1 November 2009 - Endangered Species is EXPENSIVE

Ever since the 1970's, America's farmers and ranchers have had to deal with the Endangered Species Act and it hasn't been easy. At times it has been costly to farmers. During the three decades the Act has been enforced, we have shared stories of farmers who were fined and had farm equipment confiscated because they had innocently and unknowingly farmed in areas set aside for endangered species.

Something I hadn't thought about is the cost of the endangered species program; until recently, when The Scientific American published a new report from the U.S. Fish and Wildlife Service. The 202-page report covered species protected under the Endangered Species Act and listed the money spent in fiscal year 2007. As I learned, protecting endangered species is an expensive proposition that takes a lot of our tax dollars.

According to the report..... "The U.S. federal and state governments spent $1,537,283,000 toward conserving threatened and endangered species in 2007, plus another $126,086,000 in land purchases for habitat preservation". The definition of ‘conservation' is interesting in this report. Conservation includes a wide variety of activities such as "research, census, law enforcement, habitat acquisition and maintenance, propagation, live trapping and transplantation."

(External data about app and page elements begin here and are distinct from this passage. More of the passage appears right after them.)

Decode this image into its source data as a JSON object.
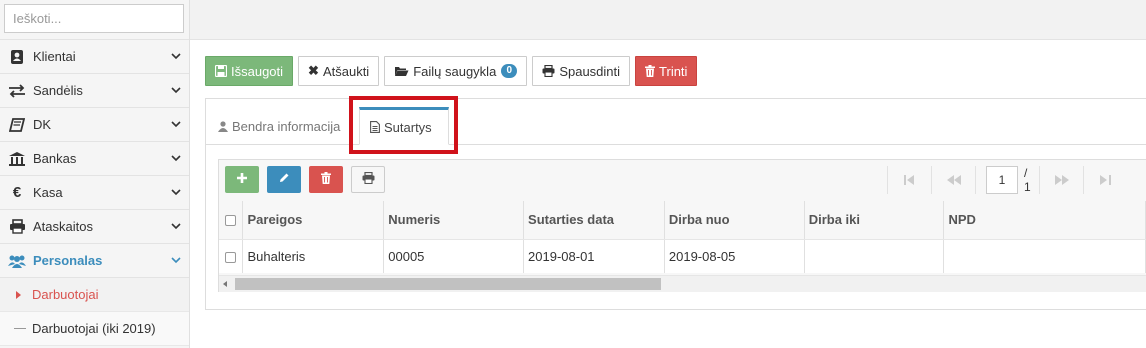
{
  "sidebar": {
    "search_placeholder": "Ieškoti...",
    "menu": [
      {
        "label": "Klientai",
        "icon": "contact-card-icon"
      },
      {
        "label": "Sandėlis",
        "icon": "exchange-arrows-icon"
      },
      {
        "label": "DK",
        "icon": "book-icon"
      },
      {
        "label": "Bankas",
        "icon": "bank-icon"
      },
      {
        "label": "Kasa",
        "icon": "euro-icon"
      },
      {
        "label": "Ataskaitos",
        "icon": "printer-icon"
      },
      {
        "label": "Personalas",
        "icon": "users-icon"
      }
    ],
    "submenu": [
      {
        "label": "Darbuotojai"
      },
      {
        "label": "Darbuotojai (iki 2019)"
      }
    ]
  },
  "toolbar": {
    "save_label": "Išsaugoti",
    "cancel_label": "Atšaukti",
    "files_label": "Failų saugykla",
    "files_count": "0",
    "print_label": "Spausdinti",
    "delete_label": "Trinti"
  },
  "tabs": [
    {
      "label": "Bendra informacija",
      "active": false
    },
    {
      "label": "Sutartys",
      "active": true
    }
  ],
  "grid": {
    "columns": [
      "Pareigos",
      "Numeris",
      "Sutarties data",
      "Dirba nuo",
      "Dirba iki",
      "NPD"
    ],
    "rows": [
      [
        "Buhalteris",
        "00005",
        "2019-08-01",
        "2019-08-05",
        "",
        ""
      ]
    ],
    "pager": {
      "current_page": "1",
      "total_pages": "/ 1"
    }
  },
  "colors": {
    "success": "#7cb87a",
    "primary": "#3c8dbc",
    "danger": "#d9534f",
    "highlight": "#d0121b"
  }
}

The species that required the most money in 2007 was the Chinook salmon. It appears on the list multiple times because it is endangered at multiple sites; $165-million were spent to protect it.. Then there was the western population of the endangered Steller Sea Lion; the cost there...$53-million. Gray Wolves, which lost much of their ESA protection this year received only $4.3-million. Receiving more than the Gray Wolf?...The Indiana Bat - $6.3-million and the Delta Smelt - $6.6-million.

The Scientific American story pointed out that the Fish & Wildlife Service is not a big spender on the ESA, accounting for only 7% of the total outlay. The Army Corps of Engineers spent $212-million and The Federal Highway Association spent $35-million.

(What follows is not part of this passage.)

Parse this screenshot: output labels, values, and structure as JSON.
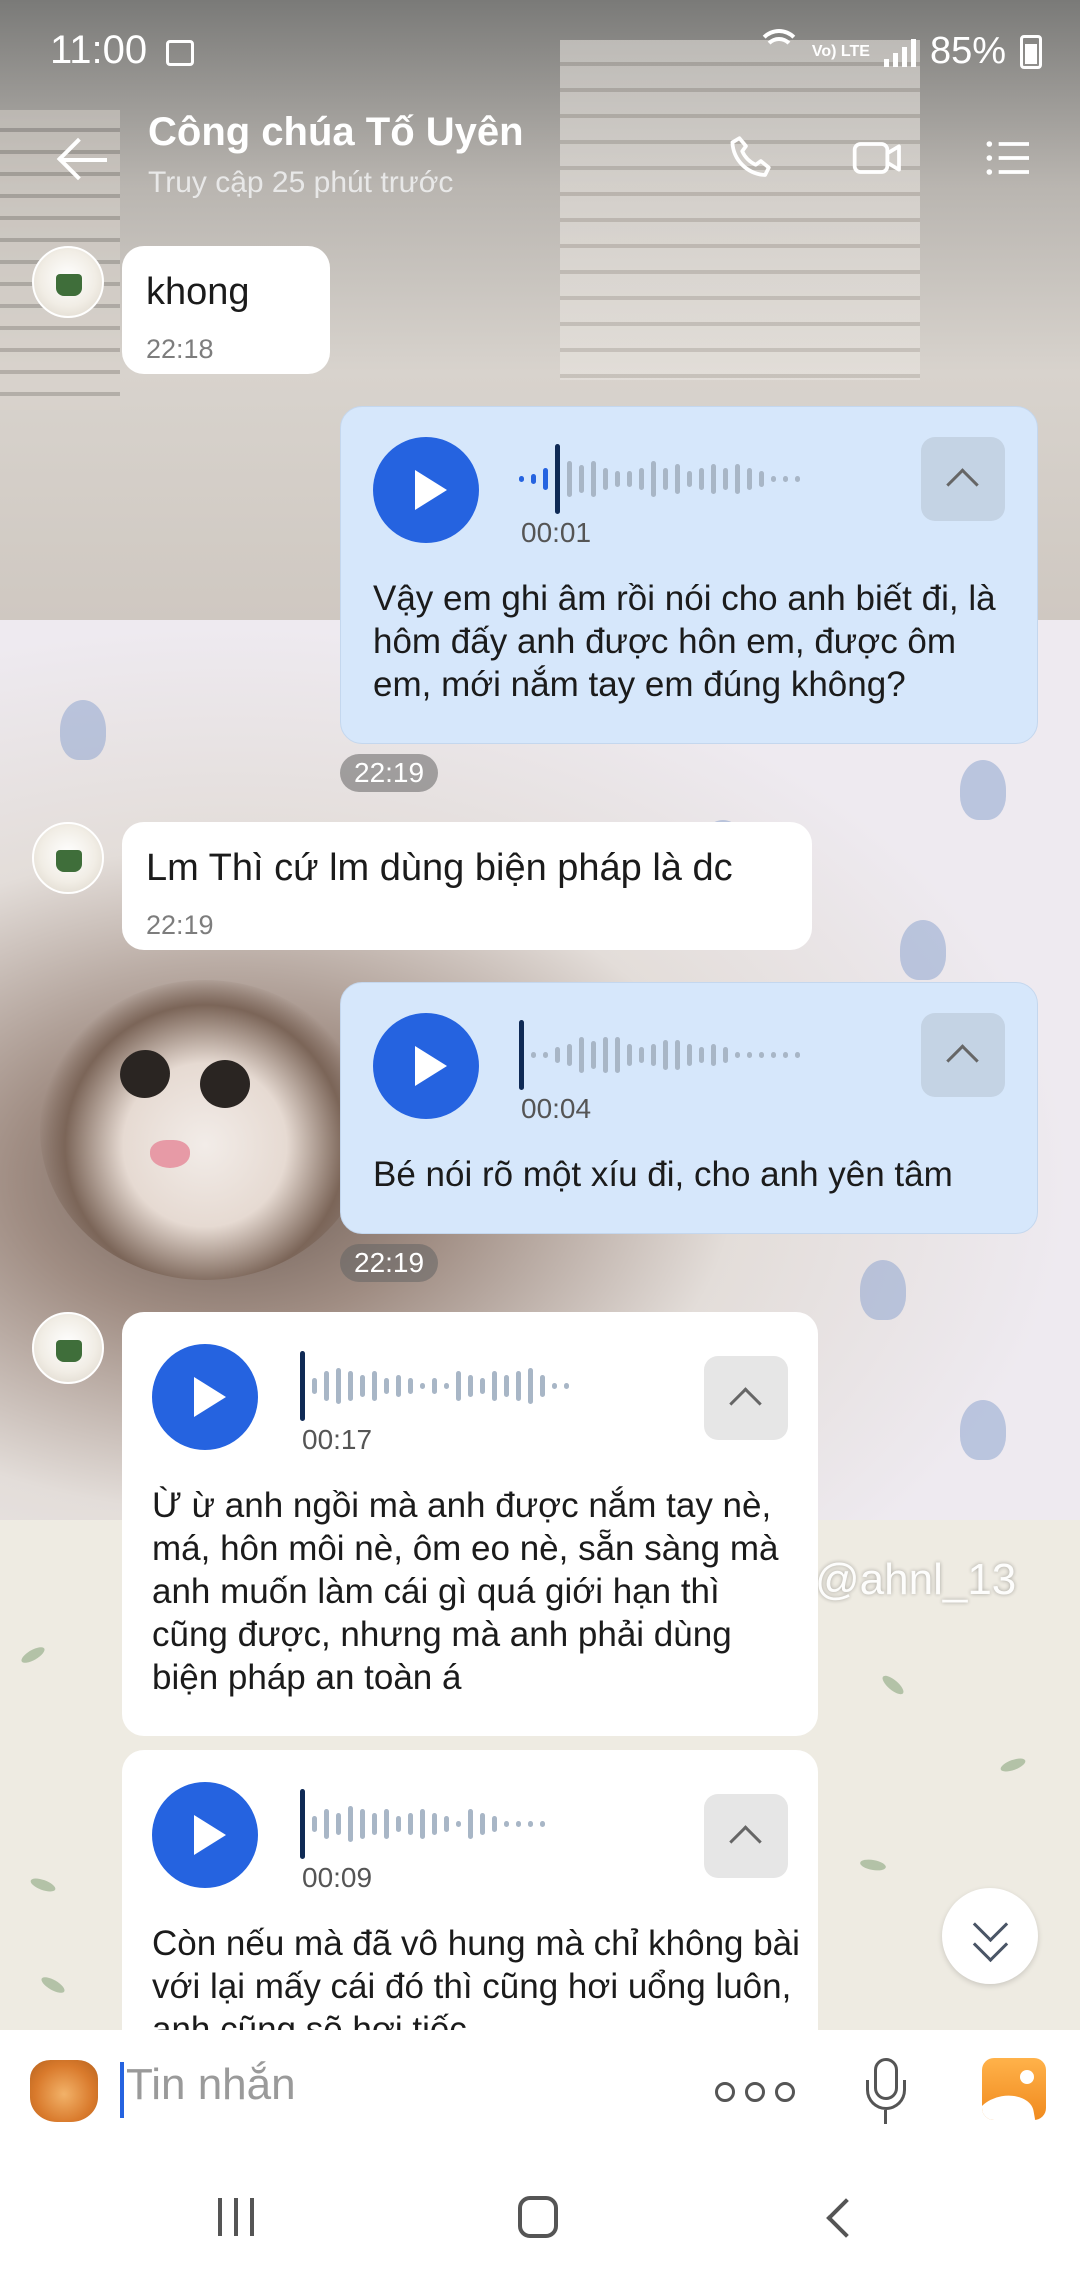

In these days of severe federal and state budget problems, with unemployed parents and hurting children, I really question this amount of money being spent on the Endangered Species Act. As a taxpayer, I would much prefer to see many of those dollars spent on programs to help people.

That's my thought on Samuelson Sez.